To create an organized vehicle, determine what type of storage you need based on the tools you carry and how/when you access them. For example, you may want to put portable storage near your side door, so that it’s easy to reach inside, grab the storage tote, and go.
But an Upfit is Too Much Work
If you look at your work vehicle and think, “There is no way I can upfit this by myself,” then you’re in luck! Just as with automation (see tip #4), you’re not in this alone. It is a process to plan out each part of your vehicle for maximum space and efficiency. But the payoff is huge!
A vehicle upfit helps you:
- Decrease time spent managing tools
- Decrease stress
- Decrease time spent in your vehicle
Ready, Set, Upfit!
Get started with vocational upfits to help you plan the space inside and outside your vehicle. An upfit creates a storage system designed around you, so that you can be more efficient every single day.
Small Business Efficiency Can Be Improved
It’s time for you to get on your way to improving efficiency for your small business. This list of efficiency tips is just the start – find lots of resources in our blog and on our website at www.adriansteel.com.
Here are some of our most popular blogs about improving efficiency:
About Adrian Steel Upfits
Adrian Steel manufactures contractor-grade products and storage solutions including shelving, drawers, cabinets, partitions, ladder racks, aluminum toolboxes, and accessories. Beyond manufacturing, our dedicated Customer Care Team and a network of highly qualified distributors can have your vehicle upfitted at a location convenient for you – at the factory, out of dealer stock, at your place of business, or through a bailment pool.
Plus, upfits installed by an authorized Adrian Steel distributor are covered for a full 3 years or 36,000 miles.
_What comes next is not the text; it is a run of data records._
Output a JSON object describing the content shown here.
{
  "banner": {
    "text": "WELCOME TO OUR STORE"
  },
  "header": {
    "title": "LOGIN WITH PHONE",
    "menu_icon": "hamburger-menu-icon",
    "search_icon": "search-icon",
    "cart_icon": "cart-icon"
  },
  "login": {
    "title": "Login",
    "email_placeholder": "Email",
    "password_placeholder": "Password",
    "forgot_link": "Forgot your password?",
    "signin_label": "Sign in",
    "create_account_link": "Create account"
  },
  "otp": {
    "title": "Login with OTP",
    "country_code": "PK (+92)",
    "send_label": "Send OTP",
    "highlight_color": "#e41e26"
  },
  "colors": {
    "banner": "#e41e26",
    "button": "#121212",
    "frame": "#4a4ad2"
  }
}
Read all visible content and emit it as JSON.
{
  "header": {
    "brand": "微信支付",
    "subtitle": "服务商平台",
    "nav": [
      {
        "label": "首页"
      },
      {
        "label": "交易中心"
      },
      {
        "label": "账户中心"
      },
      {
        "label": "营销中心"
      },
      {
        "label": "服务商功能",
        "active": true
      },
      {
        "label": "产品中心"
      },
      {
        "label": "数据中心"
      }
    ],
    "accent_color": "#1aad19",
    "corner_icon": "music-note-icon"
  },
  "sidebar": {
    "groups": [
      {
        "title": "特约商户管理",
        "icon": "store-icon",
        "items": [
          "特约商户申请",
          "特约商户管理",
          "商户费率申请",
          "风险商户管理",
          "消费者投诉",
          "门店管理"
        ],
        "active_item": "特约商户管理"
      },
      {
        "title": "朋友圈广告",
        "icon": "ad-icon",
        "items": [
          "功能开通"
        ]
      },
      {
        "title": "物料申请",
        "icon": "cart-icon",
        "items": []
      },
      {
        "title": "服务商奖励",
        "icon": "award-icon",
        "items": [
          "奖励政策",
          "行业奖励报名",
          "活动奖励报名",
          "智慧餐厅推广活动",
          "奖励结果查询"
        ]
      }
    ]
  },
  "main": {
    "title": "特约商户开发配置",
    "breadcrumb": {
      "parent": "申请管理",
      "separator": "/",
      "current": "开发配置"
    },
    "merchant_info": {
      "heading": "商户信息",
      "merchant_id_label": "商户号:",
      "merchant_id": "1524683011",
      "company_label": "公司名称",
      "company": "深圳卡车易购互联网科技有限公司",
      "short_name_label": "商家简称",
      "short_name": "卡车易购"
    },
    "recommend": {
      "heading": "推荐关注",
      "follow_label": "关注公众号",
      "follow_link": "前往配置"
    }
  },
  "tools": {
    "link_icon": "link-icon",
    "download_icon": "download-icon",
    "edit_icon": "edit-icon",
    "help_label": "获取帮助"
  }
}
Find a distributor near you to get started today!
Connect with Adrian Steel on Social Media to answer polls, get industry tips, see the latest equipment, and more!